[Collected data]

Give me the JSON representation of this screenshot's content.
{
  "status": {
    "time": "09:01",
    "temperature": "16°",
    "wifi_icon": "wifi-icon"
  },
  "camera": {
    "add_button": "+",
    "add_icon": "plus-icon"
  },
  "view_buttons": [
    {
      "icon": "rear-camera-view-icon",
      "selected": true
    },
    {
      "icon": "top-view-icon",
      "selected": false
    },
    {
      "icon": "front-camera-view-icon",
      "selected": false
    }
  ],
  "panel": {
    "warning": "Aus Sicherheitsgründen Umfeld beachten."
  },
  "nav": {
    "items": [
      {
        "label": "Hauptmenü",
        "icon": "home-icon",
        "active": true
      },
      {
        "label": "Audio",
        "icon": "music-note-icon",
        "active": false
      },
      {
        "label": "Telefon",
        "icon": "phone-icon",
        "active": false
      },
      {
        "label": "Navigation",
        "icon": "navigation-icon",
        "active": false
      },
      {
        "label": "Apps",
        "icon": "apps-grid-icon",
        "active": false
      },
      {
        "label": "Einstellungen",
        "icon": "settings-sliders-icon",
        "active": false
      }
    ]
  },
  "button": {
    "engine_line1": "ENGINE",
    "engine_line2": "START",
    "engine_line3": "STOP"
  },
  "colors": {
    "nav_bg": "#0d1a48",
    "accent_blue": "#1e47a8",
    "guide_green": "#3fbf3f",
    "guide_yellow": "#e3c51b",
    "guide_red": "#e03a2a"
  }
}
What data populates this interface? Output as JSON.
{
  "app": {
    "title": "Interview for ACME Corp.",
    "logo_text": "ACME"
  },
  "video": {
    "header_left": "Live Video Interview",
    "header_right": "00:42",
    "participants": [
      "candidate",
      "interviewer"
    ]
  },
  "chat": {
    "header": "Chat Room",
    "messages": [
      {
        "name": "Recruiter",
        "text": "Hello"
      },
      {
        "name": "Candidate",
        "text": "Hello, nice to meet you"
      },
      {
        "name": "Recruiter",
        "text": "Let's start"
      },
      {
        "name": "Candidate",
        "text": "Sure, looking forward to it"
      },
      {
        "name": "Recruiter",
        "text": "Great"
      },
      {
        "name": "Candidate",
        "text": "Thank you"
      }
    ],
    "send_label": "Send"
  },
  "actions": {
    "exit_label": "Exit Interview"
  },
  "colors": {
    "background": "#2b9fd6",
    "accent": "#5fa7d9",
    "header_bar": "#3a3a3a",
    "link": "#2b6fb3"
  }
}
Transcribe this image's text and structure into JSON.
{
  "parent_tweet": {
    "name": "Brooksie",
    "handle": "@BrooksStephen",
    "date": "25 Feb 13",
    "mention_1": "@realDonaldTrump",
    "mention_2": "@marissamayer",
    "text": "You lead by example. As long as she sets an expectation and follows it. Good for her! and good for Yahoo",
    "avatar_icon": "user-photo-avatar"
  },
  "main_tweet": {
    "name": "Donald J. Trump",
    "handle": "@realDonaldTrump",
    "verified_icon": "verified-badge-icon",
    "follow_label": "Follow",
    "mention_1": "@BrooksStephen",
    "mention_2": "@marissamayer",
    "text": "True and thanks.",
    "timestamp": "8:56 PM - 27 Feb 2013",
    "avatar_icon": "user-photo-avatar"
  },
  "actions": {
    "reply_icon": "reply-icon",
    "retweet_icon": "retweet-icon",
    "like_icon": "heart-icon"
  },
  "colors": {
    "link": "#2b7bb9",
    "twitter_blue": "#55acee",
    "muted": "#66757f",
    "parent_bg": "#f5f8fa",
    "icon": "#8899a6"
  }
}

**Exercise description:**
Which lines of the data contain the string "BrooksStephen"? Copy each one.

**Answer for the task:**
    "handle": "@BrooksStephen",
    "mention_1": "@BrooksStephen",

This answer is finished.